TORONTO — Making paid sick days and relief for businesses kick in when regions are placed in certain tiers of Ontario’s pandemic restrictions system could help mitigate a third wave, the top doctor for a COVID-19 hot spot said Tuesday.
Dr. Lawrence Loh, the chief medical officer of health for Peel Region, said resistance to strict public health measures often stems from lack of relief, and that could be addressed in policy.
The province should consider looking at how supports could be part of its restrictions system, he said, suggesting that could help residents better follow pandemic rules.
“If the issue is that you don’t want to do (paid sick leave) on a permanent policy basis, then maybe within a certain zone or within a certain colour, then you actually put that in there. That’s one thing that could be looked at,” Loh said at a discussion hosted by the Ontario Medical Association.
He noted that “a lot of the disquiet among businesses” that have suffered during shutdowns comes from lack of relief, suggesting that could be brought into the framework on a sliding scale based on the level of restrictions for a community.
A spokesman for the Health Ministry said residents could apply for funds available through a federal sick leave policy, and that provincial grants were available to businesses seeking relief.
David Jensen also noted that local medical officers of health can introduce orders to target specific issues in their regions.
The Ontario Medical Association has called on the province to maintain, and in some cases tighten, COVID-19 restrictions in light of more infectious variants spreading in the province.
Association president Dr. Samantha Hill reiterated the group’s concerns about the variants on Tuesday, saying the more contagious strains need to be considered in the province’s pandemic response.
“The government framework developed last fall was for the original strain. It does not reflect the new variants which … are more infectious, and that’s a concern,” Hill said.
The group representing physicians has recommended banning indoor restaurant dining and other non-masked indoor activities for regions in the red tier of the province’s pandemic system.
Loh and his counterpart in Toronto sought to extend strict shutdown measures and a stay-at-home order for their regions last week, arguing the spread of variants and recent reopening of schools made it too risky to ease restrictions.
The province granted their request, extending the strictest measures for those two regions, as well as North Bay, Ont., until March 8.
The COVID-19 hot spot of York Region, however, saw restrictions ease as it was moved to the red, or second-strictest, tier of the province’s pandemic response system.
York’s top doctor had sought the loosening of measures, saying his region was not seeing “explosive growth” of variants that were first detected in December.
Dr. Karim Kurji said last week that there was a “reasonable handle” on variant cases, and argued that strong measures needed to be balanced with economic and mental wellbeing.
The province’s economic reopening began earlier this month. The government has said, however, that it has created an “emergency brake” measure that allows it to swiftly move regions into lockdown if cases spike.

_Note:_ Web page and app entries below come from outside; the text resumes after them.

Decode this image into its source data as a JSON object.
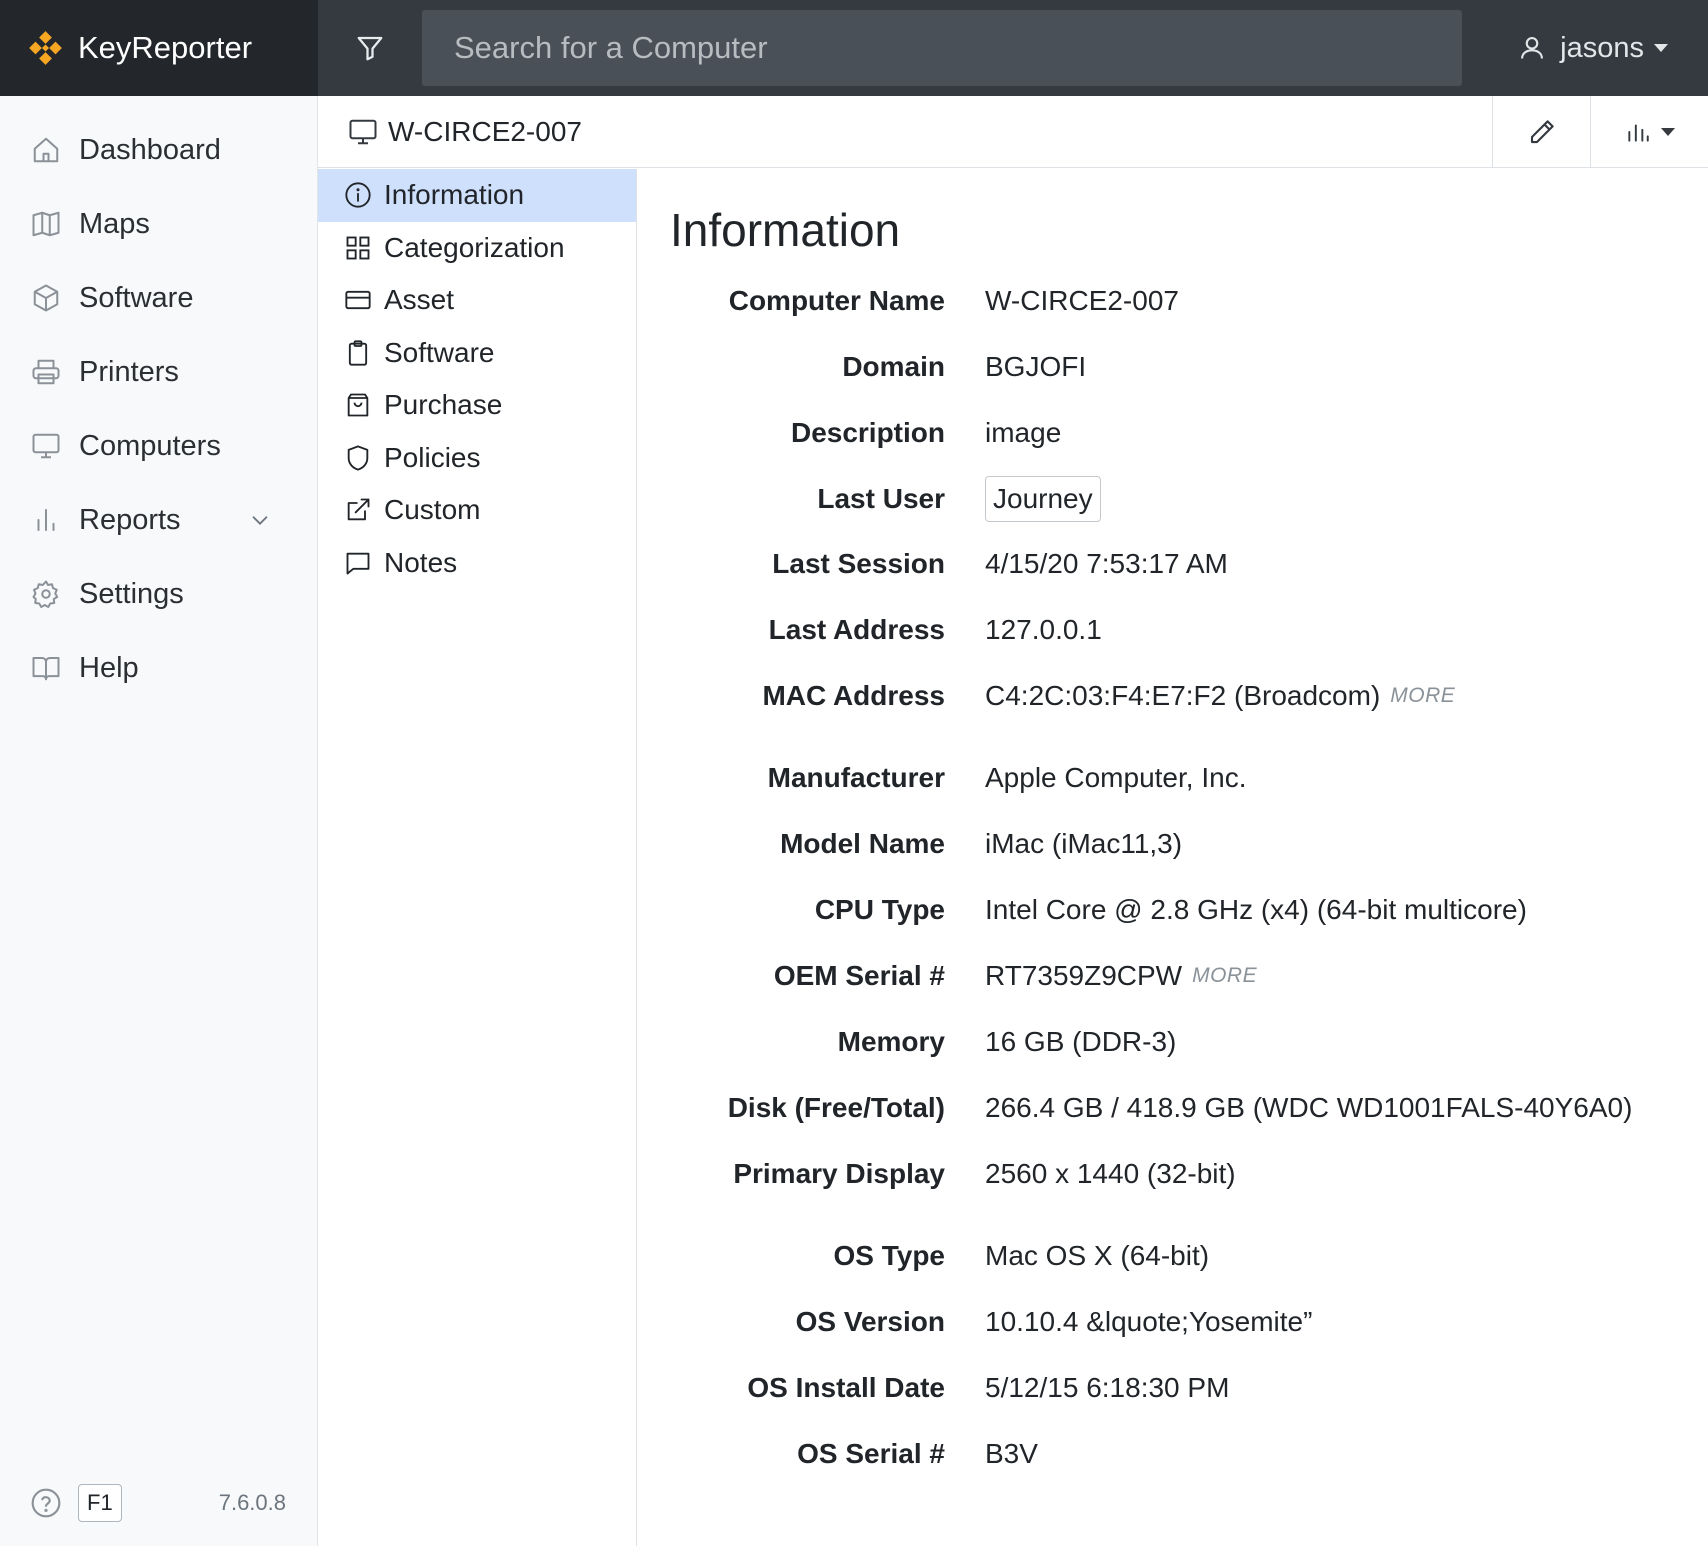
{
  "app": {
    "name": "KeyReporter",
    "brand_color": "#f5a623",
    "search_placeholder": "Search for a Computer",
    "user": "jasons"
  },
  "sidebar": {
    "items": [
      {
        "label": "Dashboard",
        "icon": "home-icon"
      },
      {
        "label": "Maps",
        "icon": "map-icon"
      },
      {
        "label": "Software",
        "icon": "box-icon"
      },
      {
        "label": "Printers",
        "icon": "printer-icon"
      },
      {
        "label": "Computers",
        "icon": "monitor-icon"
      },
      {
        "label": "Reports",
        "icon": "bar-chart-icon"
      },
      {
        "label": "Settings",
        "icon": "gear-icon"
      },
      {
        "label": "Help",
        "icon": "book-icon"
      }
    ],
    "footer": {
      "f1": "F1",
      "version": "7.6.0.8"
    }
  },
  "computer": {
    "name": "W-CIRCE2-007"
  },
  "subnav": {
    "items": [
      {
        "label": "Information",
        "icon": "info-icon",
        "active": true
      },
      {
        "label": "Categorization",
        "icon": "grid-icon"
      },
      {
        "label": "Asset",
        "icon": "card-icon"
      },
      {
        "label": "Software",
        "icon": "clipboard-icon"
      },
      {
        "label": "Purchase",
        "icon": "bag-icon"
      },
      {
        "label": "Policies",
        "icon": "shield-icon"
      },
      {
        "label": "Custom",
        "icon": "external-link-icon"
      },
      {
        "label": "Notes",
        "icon": "message-icon"
      }
    ]
  },
  "info": {
    "title": "Information",
    "more_label": "MORE",
    "rows": [
      {
        "label": "Computer Name",
        "value": "W-CIRCE2-007"
      },
      {
        "label": "Domain",
        "value": "BGJOFI"
      },
      {
        "label": "Description",
        "value": "image"
      },
      {
        "label": "Last User",
        "value": "Journey"
      },
      {
        "label": "Last Session",
        "value": "4/15/20 7:53:17 AM"
      },
      {
        "label": "Last Address",
        "value": "127.0.0.1"
      },
      {
        "label": "MAC Address",
        "value": "C4:2C:03:F4:E7:F2 (Broadcom)"
      },
      {
        "label": "Manufacturer",
        "value": "Apple Computer, Inc."
      },
      {
        "label": "Model Name",
        "value": "iMac (iMac11,3)"
      },
      {
        "label": "CPU Type",
        "value": "Intel Core @ 2.8 GHz (x4) (64-bit multicore)"
      },
      {
        "label": "OEM Serial #",
        "value": "RT7359Z9CPW"
      },
      {
        "label": "Memory",
        "value": "16 GB (DDR-3)"
      },
      {
        "label": "Disk (Free/Total)",
        "value": "266.4 GB / 418.9 GB (WDC WD1001FALS-40Y6A0)"
      },
      {
        "label": "Primary Display",
        "value": "2560 x 1440 (32-bit)"
      },
      {
        "label": "OS Type",
        "value": "Mac OS X (64-bit)"
      },
      {
        "label": "OS Version",
        "value": "10.10.4 &lquote;Yosemite”"
      },
      {
        "label": "OS Install Date",
        "value": "5/12/15 6:18:30 PM"
      },
      {
        "label": "OS Serial #",
        "value": "B3V"
      }
    ]
  }
}
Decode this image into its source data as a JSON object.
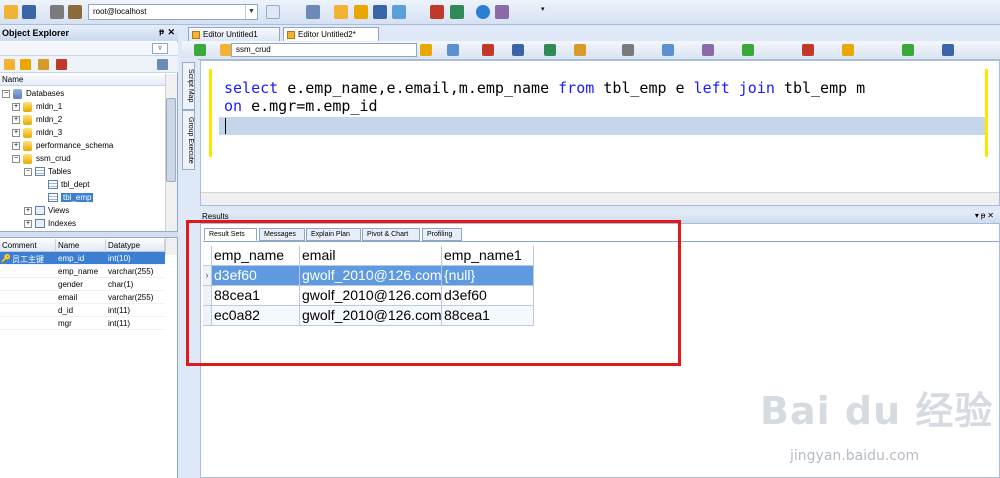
{
  "toolbar": {
    "connection": "root@localhost"
  },
  "object_explorer": {
    "title": "Object Explorer",
    "tree_header": "Name",
    "tree": [
      {
        "label": "Databases",
        "level": 0,
        "kind": "folder"
      },
      {
        "label": "mldn_1",
        "level": 1,
        "kind": "db"
      },
      {
        "label": "mldn_2",
        "level": 1,
        "kind": "db"
      },
      {
        "label": "mldn_3",
        "level": 1,
        "kind": "db"
      },
      {
        "label": "performance_schema",
        "level": 1,
        "kind": "db"
      },
      {
        "label": "ssm_crud",
        "level": 1,
        "kind": "db"
      },
      {
        "label": "Tables",
        "level": 2,
        "kind": "folder"
      },
      {
        "label": "tbl_dept",
        "level": 3,
        "kind": "table"
      },
      {
        "label": "tbl_emp",
        "level": 3,
        "kind": "table",
        "selected": true
      },
      {
        "label": "Views",
        "level": 2,
        "kind": "folder"
      },
      {
        "label": "Indexes",
        "level": 2,
        "kind": "folder"
      }
    ],
    "columns_headers": [
      "Comment",
      "Name",
      "Datatype"
    ],
    "columns": [
      {
        "comment": "员工主键",
        "name": "emp_id",
        "type": "int(10)",
        "key": true
      },
      {
        "comment": "",
        "name": "emp_name",
        "type": "varchar(255)"
      },
      {
        "comment": "",
        "name": "gender",
        "type": "char(1)"
      },
      {
        "comment": "",
        "name": "email",
        "type": "varchar(255)"
      },
      {
        "comment": "",
        "name": "d_id",
        "type": "int(11)"
      },
      {
        "comment": "",
        "name": "mgr",
        "type": "int(11)"
      }
    ]
  },
  "side_tabs": [
    "Script Map",
    "Group Execute"
  ],
  "editor_tabs": [
    "Editor Untitled1",
    "Editor Untitled2*"
  ],
  "editor_db": "ssm_crud",
  "query": {
    "line1": [
      {
        "t": "select",
        "kw": true
      },
      {
        "t": " e.emp_name,e.email,m.emp_name ",
        "kw": false
      },
      {
        "t": "from",
        "kw": true
      },
      {
        "t": " tbl_emp e ",
        "kw": false
      },
      {
        "t": "left",
        "kw": true
      },
      {
        "t": " ",
        "kw": false
      },
      {
        "t": "join",
        "kw": true
      },
      {
        "t": " tbl_emp m",
        "kw": false
      }
    ],
    "line2": [
      {
        "t": "on",
        "kw": true
      },
      {
        "t": " e.mgr=m.emp_id",
        "kw": false
      }
    ]
  },
  "results": {
    "panel_title": "Results",
    "tabs": [
      "Result Sets",
      "Messages",
      "Explain Plan",
      "Pivot & Chart",
      "Profiling"
    ],
    "headers": [
      "emp_name",
      "email",
      "emp_name1"
    ],
    "rows": [
      [
        "d3ef60",
        "gwolf_2010@126.com",
        "{null}"
      ],
      [
        "88cea1",
        "gwolf_2010@126.com",
        "d3ef60"
      ],
      [
        "ec0a82",
        "gwolf_2010@126.com",
        "88cea1"
      ]
    ]
  },
  "watermark": {
    "logo": "Bai du 经验",
    "url": "jingyan.baidu.com"
  }
}
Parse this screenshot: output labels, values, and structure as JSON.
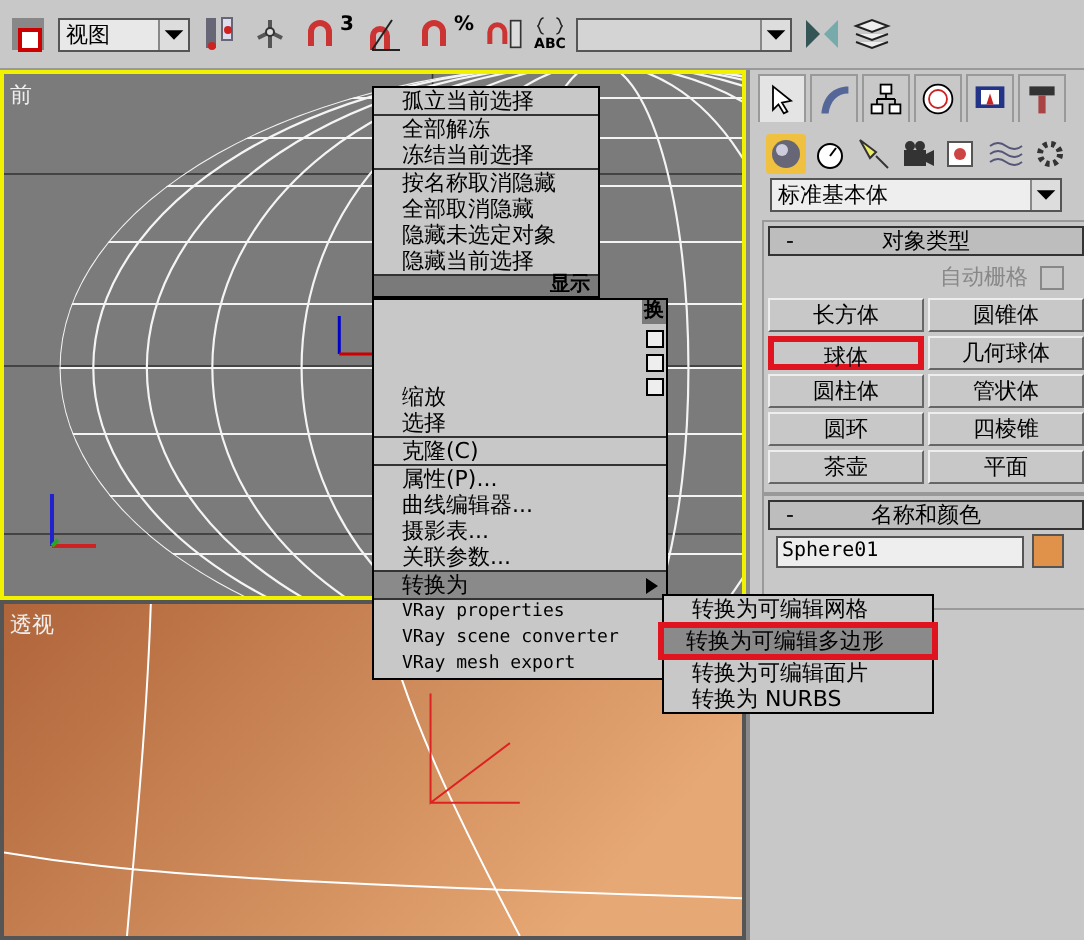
{
  "toolbar": {
    "view_dropdown": {
      "value": "视图"
    },
    "snap_labels": [
      "3",
      "%"
    ],
    "selection_set_label": "ABC"
  },
  "viewports": [
    {
      "label": "前",
      "kind": "wire",
      "active": true
    },
    {
      "label": "透视",
      "kind": "shaded",
      "active": false
    }
  ],
  "quad_menu": {
    "top_left": {
      "title": "显示",
      "items": [
        {
          "label": "孤立当前选择",
          "separator_before": false
        },
        {
          "label": "全部解冻",
          "separator_before": true
        },
        {
          "label": "冻结当前选择",
          "separator_before": false
        },
        {
          "label": "按名称取消隐藏",
          "separator_before": true
        },
        {
          "label": "全部取消隐藏",
          "separator_before": false
        },
        {
          "label": "隐藏未选定对象",
          "separator_before": false
        },
        {
          "label": "隐藏当前选择",
          "separator_before": false
        }
      ]
    },
    "top_right_title": "换",
    "bottom_left": {
      "items": [
        {
          "label": "缩放",
          "separator_before": false,
          "selected": false,
          "submenu": false,
          "kind": "text"
        },
        {
          "label": "选择",
          "separator_before": false,
          "selected": false,
          "submenu": false,
          "kind": "text"
        },
        {
          "label": "克隆(C)",
          "separator_before": true,
          "selected": false,
          "submenu": false,
          "kind": "text"
        },
        {
          "label": "属性(P)...",
          "separator_before": true,
          "selected": false,
          "submenu": false,
          "kind": "text"
        },
        {
          "label": "曲线编辑器...",
          "separator_before": false,
          "selected": false,
          "submenu": false,
          "kind": "text"
        },
        {
          "label": "摄影表...",
          "separator_before": false,
          "selected": false,
          "submenu": false,
          "kind": "text"
        },
        {
          "label": "关联参数...",
          "separator_before": false,
          "selected": false,
          "submenu": false,
          "kind": "text"
        },
        {
          "label": "转换为",
          "separator_before": true,
          "selected": true,
          "submenu": true,
          "kind": "text"
        },
        {
          "label": "VRay properties",
          "separator_before": true,
          "selected": false,
          "submenu": false,
          "kind": "mono"
        },
        {
          "label": "VRay scene converter",
          "separator_before": false,
          "selected": false,
          "submenu": false,
          "kind": "mono"
        },
        {
          "label": "VRay mesh export",
          "separator_before": false,
          "selected": false,
          "submenu": false,
          "kind": "mono"
        }
      ]
    },
    "submenu": {
      "items": [
        {
          "label": "转换为可编辑网格",
          "selected": false,
          "highlighted": false
        },
        {
          "label": "转换为可编辑多边形",
          "selected": true,
          "highlighted": true
        },
        {
          "label": "转换为可编辑面片",
          "selected": false,
          "highlighted": false
        },
        {
          "label": "转换为 NURBS",
          "selected": false,
          "highlighted": false
        }
      ]
    }
  },
  "command_panel": {
    "category_dropdown": {
      "value": "标准基本体"
    },
    "object_type": {
      "title": "对象类型",
      "collapse": "-",
      "auto_grid": {
        "label": "自动栅格",
        "checked": false,
        "disabled": true
      },
      "buttons": [
        {
          "label": "长方体",
          "highlighted": false
        },
        {
          "label": "圆锥体",
          "highlighted": false
        },
        {
          "label": "球体",
          "highlighted": true
        },
        {
          "label": "几何球体",
          "highlighted": false
        },
        {
          "label": "圆柱体",
          "highlighted": false
        },
        {
          "label": "管状体",
          "highlighted": false
        },
        {
          "label": "圆环",
          "highlighted": false
        },
        {
          "label": "四棱锥",
          "highlighted": false
        },
        {
          "label": "茶壶",
          "highlighted": false
        },
        {
          "label": "平面",
          "highlighted": false
        }
      ]
    },
    "name_and_color": {
      "title": "名称和颜色",
      "collapse": "-",
      "name": "Sphere01",
      "color": "#e0924a"
    }
  }
}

On Tuesday, the Opposition called for the Progressive Conservative government to clearly define what would trigger the use of that brake measure.
NDP Leader Andrea Horwath said the government loosened public health restrictions too soon, without a clearly defined plan.
Liberal Leader Steven Del Duca and Green party Leader Mike Schreiner also expressed confusion over the parameters of the measure.
Health Minister Christine Elliott said the measure considers a public health unit’s increase in case numbers, variants of concern and health system capacity.
She argued the brake was used when the province decided last week to keep Toronto, Peel Region and North Bay under the stay-at-home order for two more weeks.
Horwath called that explanation “troubling.”
“It sounds like they’re just making it up as they go along,” she told reporters.
“All they’re relying on is this emergency brake, but they can’t describe what that is and when it will be utilized. That’s really, really troubling.”
Ontario reported 975 new cases of COVID-19 on Tuesday and 12 more deaths from the virus.
Holly McKenzie-Sutter, The Canadian Press